## Task prompt
Look through the data below. Pick out the lines holding the string "JSON".

[Available records — start]

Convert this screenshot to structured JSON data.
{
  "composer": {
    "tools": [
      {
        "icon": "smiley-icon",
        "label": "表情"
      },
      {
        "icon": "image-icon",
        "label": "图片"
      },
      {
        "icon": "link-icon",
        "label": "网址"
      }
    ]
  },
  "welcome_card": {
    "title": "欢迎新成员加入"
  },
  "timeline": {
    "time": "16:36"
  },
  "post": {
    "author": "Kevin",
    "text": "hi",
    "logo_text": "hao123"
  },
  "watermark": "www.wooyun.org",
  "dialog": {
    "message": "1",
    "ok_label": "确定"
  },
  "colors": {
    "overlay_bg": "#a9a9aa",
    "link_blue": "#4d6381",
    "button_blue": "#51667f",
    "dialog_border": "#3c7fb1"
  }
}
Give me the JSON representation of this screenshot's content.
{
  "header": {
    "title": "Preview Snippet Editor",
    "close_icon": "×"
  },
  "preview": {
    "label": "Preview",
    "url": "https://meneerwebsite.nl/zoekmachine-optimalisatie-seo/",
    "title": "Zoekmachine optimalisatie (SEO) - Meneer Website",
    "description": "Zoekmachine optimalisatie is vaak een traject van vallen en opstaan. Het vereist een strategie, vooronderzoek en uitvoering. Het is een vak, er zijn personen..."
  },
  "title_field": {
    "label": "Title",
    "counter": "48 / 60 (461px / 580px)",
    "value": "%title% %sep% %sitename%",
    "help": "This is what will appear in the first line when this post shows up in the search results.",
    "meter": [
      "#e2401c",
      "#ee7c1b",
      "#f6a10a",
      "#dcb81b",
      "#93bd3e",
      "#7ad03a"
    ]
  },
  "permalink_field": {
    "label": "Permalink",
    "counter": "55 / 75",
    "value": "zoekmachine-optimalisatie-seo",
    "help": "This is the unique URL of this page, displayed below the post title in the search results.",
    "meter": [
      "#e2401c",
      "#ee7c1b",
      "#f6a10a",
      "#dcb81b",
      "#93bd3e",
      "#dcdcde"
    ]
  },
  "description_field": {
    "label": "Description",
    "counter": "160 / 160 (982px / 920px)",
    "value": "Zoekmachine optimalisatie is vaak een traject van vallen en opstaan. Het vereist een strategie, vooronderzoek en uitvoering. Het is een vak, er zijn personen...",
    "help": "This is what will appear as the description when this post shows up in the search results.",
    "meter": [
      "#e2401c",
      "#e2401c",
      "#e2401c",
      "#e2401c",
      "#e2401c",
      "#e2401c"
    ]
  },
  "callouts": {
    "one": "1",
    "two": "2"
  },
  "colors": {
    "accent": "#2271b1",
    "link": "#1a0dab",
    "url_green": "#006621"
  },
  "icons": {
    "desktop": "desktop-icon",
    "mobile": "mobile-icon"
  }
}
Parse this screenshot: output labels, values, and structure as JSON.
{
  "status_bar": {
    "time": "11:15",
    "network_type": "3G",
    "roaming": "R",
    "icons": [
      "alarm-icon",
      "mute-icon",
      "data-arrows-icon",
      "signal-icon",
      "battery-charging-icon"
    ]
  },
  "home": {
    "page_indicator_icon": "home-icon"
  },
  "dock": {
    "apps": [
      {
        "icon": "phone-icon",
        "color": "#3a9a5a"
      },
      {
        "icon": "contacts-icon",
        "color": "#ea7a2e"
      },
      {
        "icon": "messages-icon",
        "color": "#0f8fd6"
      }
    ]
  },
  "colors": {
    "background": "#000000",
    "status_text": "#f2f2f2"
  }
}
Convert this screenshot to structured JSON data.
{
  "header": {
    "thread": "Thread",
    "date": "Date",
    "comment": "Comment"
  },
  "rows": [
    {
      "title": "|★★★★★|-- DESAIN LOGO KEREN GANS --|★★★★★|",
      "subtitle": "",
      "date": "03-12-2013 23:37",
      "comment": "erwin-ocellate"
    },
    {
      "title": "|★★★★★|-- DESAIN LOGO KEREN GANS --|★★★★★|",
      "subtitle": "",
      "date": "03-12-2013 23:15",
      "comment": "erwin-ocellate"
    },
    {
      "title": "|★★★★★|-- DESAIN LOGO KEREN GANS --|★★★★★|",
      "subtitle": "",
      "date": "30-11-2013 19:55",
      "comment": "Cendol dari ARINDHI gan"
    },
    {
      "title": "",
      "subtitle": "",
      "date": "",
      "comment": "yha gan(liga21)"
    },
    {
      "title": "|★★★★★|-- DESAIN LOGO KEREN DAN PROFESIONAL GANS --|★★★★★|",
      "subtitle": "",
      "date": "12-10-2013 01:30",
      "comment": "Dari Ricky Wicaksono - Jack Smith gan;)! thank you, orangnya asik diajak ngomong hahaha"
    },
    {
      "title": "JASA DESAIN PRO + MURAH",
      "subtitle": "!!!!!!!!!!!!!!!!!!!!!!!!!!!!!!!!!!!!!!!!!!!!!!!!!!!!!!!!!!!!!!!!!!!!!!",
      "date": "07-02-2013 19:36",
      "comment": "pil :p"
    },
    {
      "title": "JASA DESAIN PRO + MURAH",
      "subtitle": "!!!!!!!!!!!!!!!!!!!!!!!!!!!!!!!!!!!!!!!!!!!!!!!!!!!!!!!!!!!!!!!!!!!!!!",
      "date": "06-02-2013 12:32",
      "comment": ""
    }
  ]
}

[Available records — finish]

## Response to this exercise
Convert this screenshot to structured JSON data.
Give me the JSON representation of this screenshot's content.
Parse this screenshot: output labels, values, and structure as JSON.
Convert this screenshot to structured JSON data.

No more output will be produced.